Spokesmen for some of the 10 to 15 relief organizations in southern Sudan, however, said it was out of the question to work through the Garang's Sudanese People's Liberation Army (SPLA).
"That would be a ludicrous thing to do," said one, speaking only on condition that neither he nor his agency be identified. "If we worked through them we'd be kicked out of Sudan.
"It's gotten dicier there in the past year with the kidnapings and shooting down of airplanes. But doing business with the SPLA is not an option right now."
Breadbasket Hit Hard
Food supplies in Sudan, once considered a breadbasket for North Africa and the Middle East, have been hit hard by Garang's four-year rebellion, which has forced thousands of peasant farmers to abandon their land.
Garang said that late rains and poor crops this year had further aggravated the food situation in southern Sudan and that could mean famine conditions for more than 6 million people living in the area.
There are also an estimated 230,000 people who have been displaced by the violence and are totally dependent on food aid, according to the United Nations Food and Agriculture Organization in Rome and Western relief agencies.
Garang's followers took up arms against the government in Khartoum in 1983 in a fight for more autonomy for those in the mainly Christian south and an end to Islamic laws favored by the dominant Muslims of the north. Garang said his aim now is to bring down the Khartoum government.
His guerrillas seized four Western aid workers on July 7, and he said that more abductions are likely. But he claimed that the Briton and three Americans taken from Mundri and still held were seized for their own protection.
Garang claimed that his forces controlled the entire southern Sudanese countryside, an area about the size of Texas. He said his fighters had isolated the southern provincial capital of Juba and were pushing north into Sudan's central Kordofan District.
Food convoys of international aid groups working through the Sudanese government are accompanied by army escorts. Garang urged the aid groups to operate only through the rebels for their own safety.
"We are the government in the south," Garang said. "Humanitarian efforts should through us."
The roads are mined, and we are not going to unearth the mines in order to allow food to go in. It doesn't make human sense, military sense or political sense."

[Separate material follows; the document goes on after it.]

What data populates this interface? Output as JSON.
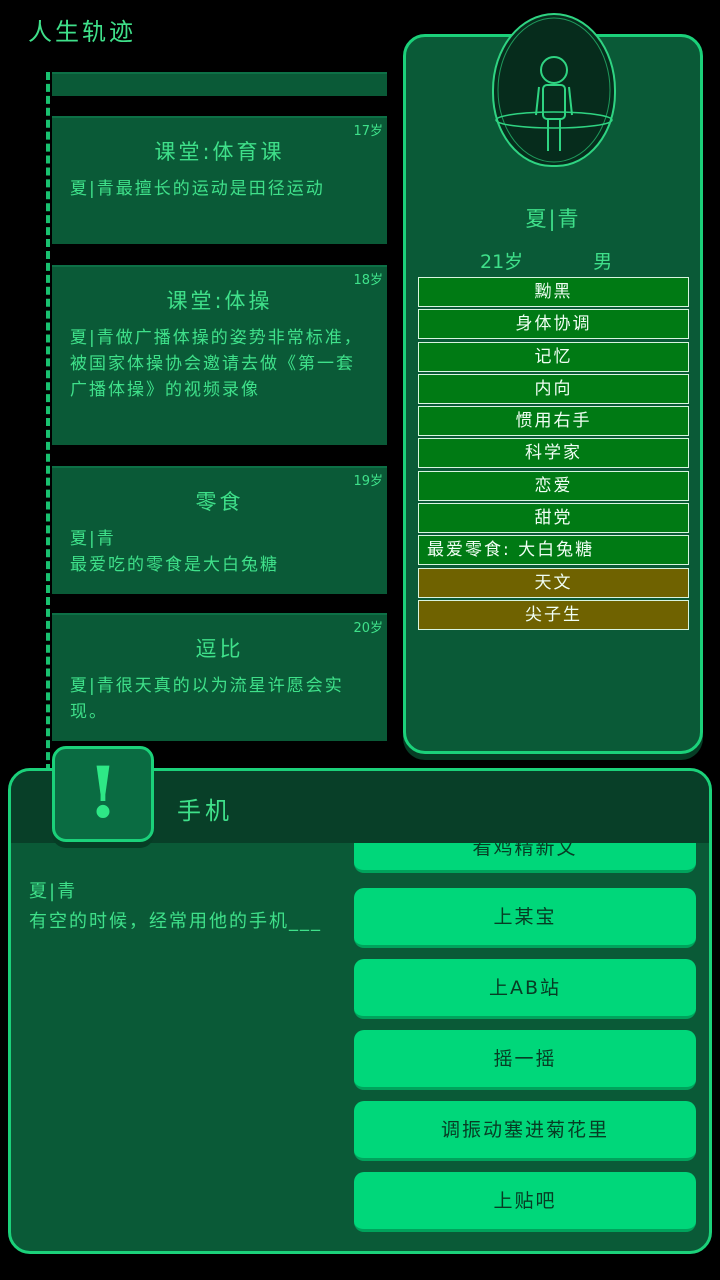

In an escalation of threats, the rebels said on Aug. 5 that they would shoot down all unauthorized aircraft--military or civilian--and singled out a private charter company ferrying relief food to Juba. They charged that the company had a government contract "to spy on and take aerial photographs of" rebel operations.
In May, rebels shot down a commercial passenger plane, killing all 13 aboard. The insurgents claimed that the government was using commercial planes to transport soldiers and weapons.
In August, 1986, the rebels shot down a Sudan Airways Fokker F-27, killing all 60 people aboard.